§ **What is being asked**: All of the records should be given again verbatim.

#####

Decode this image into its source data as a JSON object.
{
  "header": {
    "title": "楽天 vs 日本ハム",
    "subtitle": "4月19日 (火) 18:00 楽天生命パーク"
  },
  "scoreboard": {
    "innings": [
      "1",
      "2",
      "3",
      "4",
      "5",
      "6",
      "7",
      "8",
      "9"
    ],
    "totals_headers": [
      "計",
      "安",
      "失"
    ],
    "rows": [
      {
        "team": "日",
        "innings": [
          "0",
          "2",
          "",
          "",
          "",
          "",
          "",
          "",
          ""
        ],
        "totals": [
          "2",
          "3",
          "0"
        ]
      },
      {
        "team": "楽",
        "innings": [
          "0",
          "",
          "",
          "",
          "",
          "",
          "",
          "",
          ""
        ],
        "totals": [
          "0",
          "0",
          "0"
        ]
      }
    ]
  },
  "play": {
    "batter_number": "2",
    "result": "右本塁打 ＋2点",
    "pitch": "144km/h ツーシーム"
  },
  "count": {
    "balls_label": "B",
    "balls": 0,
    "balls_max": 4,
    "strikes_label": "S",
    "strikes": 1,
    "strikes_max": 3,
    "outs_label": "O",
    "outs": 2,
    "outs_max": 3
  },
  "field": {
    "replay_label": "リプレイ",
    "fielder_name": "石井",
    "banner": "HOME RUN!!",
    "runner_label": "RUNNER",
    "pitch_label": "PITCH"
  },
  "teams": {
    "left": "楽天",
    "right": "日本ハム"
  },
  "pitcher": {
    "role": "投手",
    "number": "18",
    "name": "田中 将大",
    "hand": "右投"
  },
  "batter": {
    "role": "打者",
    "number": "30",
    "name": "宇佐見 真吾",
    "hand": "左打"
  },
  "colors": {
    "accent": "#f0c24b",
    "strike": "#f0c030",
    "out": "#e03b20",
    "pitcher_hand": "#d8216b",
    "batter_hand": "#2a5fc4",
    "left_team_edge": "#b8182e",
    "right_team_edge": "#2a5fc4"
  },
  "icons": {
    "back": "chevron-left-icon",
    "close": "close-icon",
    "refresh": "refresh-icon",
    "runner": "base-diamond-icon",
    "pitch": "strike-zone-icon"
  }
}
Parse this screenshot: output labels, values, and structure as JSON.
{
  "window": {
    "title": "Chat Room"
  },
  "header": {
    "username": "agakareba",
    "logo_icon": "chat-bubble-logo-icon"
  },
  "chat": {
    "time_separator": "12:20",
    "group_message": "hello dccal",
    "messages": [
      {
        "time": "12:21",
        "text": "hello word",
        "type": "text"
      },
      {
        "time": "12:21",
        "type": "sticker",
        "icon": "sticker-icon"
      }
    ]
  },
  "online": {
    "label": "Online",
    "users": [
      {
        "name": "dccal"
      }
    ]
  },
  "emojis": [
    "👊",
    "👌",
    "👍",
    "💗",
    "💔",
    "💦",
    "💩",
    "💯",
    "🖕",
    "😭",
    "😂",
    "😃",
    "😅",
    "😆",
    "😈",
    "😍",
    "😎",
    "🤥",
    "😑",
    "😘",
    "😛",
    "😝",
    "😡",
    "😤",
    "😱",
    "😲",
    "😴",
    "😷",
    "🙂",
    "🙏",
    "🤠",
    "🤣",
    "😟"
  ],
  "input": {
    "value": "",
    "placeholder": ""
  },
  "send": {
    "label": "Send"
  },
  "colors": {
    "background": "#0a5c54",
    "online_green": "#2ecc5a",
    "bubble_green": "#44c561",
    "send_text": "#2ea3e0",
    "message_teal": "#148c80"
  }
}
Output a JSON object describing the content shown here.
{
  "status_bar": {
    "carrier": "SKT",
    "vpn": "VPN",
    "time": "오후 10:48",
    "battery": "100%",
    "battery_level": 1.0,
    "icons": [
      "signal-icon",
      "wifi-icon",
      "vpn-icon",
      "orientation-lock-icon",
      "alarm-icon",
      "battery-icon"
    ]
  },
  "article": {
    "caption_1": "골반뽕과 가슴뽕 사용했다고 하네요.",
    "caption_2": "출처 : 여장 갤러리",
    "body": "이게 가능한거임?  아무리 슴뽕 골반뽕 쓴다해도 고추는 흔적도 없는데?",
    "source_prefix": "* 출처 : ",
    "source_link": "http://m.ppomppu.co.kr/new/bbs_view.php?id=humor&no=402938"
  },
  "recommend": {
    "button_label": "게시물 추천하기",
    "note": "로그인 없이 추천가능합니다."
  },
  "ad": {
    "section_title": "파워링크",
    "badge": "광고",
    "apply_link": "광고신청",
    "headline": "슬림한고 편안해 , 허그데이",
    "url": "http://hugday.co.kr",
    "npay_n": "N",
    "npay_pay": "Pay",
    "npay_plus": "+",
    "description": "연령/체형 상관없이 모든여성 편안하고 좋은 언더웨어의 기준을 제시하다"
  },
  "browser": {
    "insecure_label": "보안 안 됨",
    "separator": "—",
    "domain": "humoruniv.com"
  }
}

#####

§ **Result for this exercise**:
Decode this image into its source data as a JSON object.
{
  "header": {
    "title": "楽天 vs 日本ハム",
    "subtitle": "4月19日 (火) 18:00 楽天生命パーク"
  },
  "scoreboard": {
    "innings": [
      "1",
      "2",
      "3",
      "4",
      "5",
      "6",
      "7",
      "8",
      "9"
    ],
    "totals_headers": [
      "計",
      "安",
      "失"
    ],
    "rows": [
      {
        "team": "日",
        "innings": [
          "0",
          "2",
          "",
          "",
          "",
          "",
          "",
          "",
          ""
        ],
        "totals": [
          "2",
          "3",
          "0"
        ]
      },
      {
        "team": "楽",
        "innings": [
          "0",
          "",
          "",
          "",
          "",
          "",
          "",
          "",
          ""
        ],
        "totals": [
          "0",
          "0",
          "0"
        ]
      }
    ]
  },
  "play": {
    "batter_number": "2",
    "result": "右本塁打 ＋2点",
    "pitch": "144km/h ツーシーム"
  },
  "count": {
    "balls_label": "B",
    "balls": 0,
    "balls_max": 4,
    "strikes_label": "S",
    "strikes": 1,
    "strikes_max": 3,
    "outs_label": "O",
    "outs": 2,
    "outs_max": 3
  },
  "field": {
    "replay_label": "リプレイ",
    "fielder_name": "石井",
    "banner": "HOME RUN!!",
    "runner_label": "RUNNER",
    "pitch_label": "PITCH"
  },
  "teams": {
    "left": "楽天",
    "right": "日本ハム"
  },
  "pitcher": {
    "role": "投手",
    "number": "18",
    "name": "田中 将大",
    "hand": "右投"
  },
  "batter": {
    "role": "打者",
    "number": "30",
    "name": "宇佐見 真吾",
    "hand": "左打"
  },
  "colors": {
    "accent": "#f0c24b",
    "strike": "#f0c030",
    "out": "#e03b20",
    "pitcher_hand": "#d8216b",
    "batter_hand": "#2a5fc4",
    "left_team_edge": "#b8182e",
    "right_team_edge": "#2a5fc4"
  },
  "icons": {
    "back": "chevron-left-icon",
    "close": "close-icon",
    "refresh": "refresh-icon",
    "runner": "base-diamond-icon",
    "pitch": "strike-zone-icon"
  }
}
Parse this screenshot: output labels, values, and structure as JSON.
{
  "window": {
    "title": "Chat Room"
  },
  "header": {
    "username": "agakareba",
    "logo_icon": "chat-bubble-logo-icon"
  },
  "chat": {
    "time_separator": "12:20",
    "group_message": "hello dccal",
    "messages": [
      {
        "time": "12:21",
        "text": "hello word",
        "type": "text"
      },
      {
        "time": "12:21",
        "type": "sticker",
        "icon": "sticker-icon"
      }
    ]
  },
  "online": {
    "label": "Online",
    "users": [
      {
        "name": "dccal"
      }
    ]
  },
  "emojis": [
    "👊",
    "👌",
    "👍",
    "💗",
    "💔",
    "💦",
    "💩",
    "💯",
    "🖕",
    "😭",
    "😂",
    "😃",
    "😅",
    "😆",
    "😈",
    "😍",
    "😎",
    "🤥",
    "😑",
    "😘",
    "😛",
    "😝",
    "😡",
    "😤",
    "😱",
    "😲",
    "😴",
    "😷",
    "🙂",
    "🙏",
    "🤠",
    "🤣",
    "😟"
  ],
  "input": {
    "value": "",
    "placeholder": ""
  },
  "send": {
    "label": "Send"
  },
  "colors": {
    "background": "#0a5c54",
    "online_green": "#2ecc5a",
    "bubble_green": "#44c561",
    "send_text": "#2ea3e0",
    "message_teal": "#148c80"
  }
}
Output a JSON object describing the content shown here.
{
  "status_bar": {
    "carrier": "SKT",
    "vpn": "VPN",
    "time": "오후 10:48",
    "battery": "100%",
    "battery_level": 1.0,
    "icons": [
      "signal-icon",
      "wifi-icon",
      "vpn-icon",
      "orientation-lock-icon",
      "alarm-icon",
      "battery-icon"
    ]
  },
  "article": {
    "caption_1": "골반뽕과 가슴뽕 사용했다고 하네요.",
    "caption_2": "출처 : 여장 갤러리",
    "body": "이게 가능한거임?  아무리 슴뽕 골반뽕 쓴다해도 고추는 흔적도 없는데?",
    "source_prefix": "* 출처 : ",
    "source_link": "http://m.ppomppu.co.kr/new/bbs_view.php?id=humor&no=402938"
  },
  "recommend": {
    "button_label": "게시물 추천하기",
    "note": "로그인 없이 추천가능합니다."
  },
  "ad": {
    "section_title": "파워링크",
    "badge": "광고",
    "apply_link": "광고신청",
    "headline": "슬림한고 편안해 , 허그데이",
    "url": "http://hugday.co.kr",
    "npay_n": "N",
    "npay_pay": "Pay",
    "npay_plus": "+",
    "description": "연령/체형 상관없이 모든여성 편안하고 좋은 언더웨어의 기준을 제시하다"
  },
  "browser": {
    "insecure_label": "보안 안 됨",
    "separator": "—",
    "domain": "humoruniv.com"
  }
}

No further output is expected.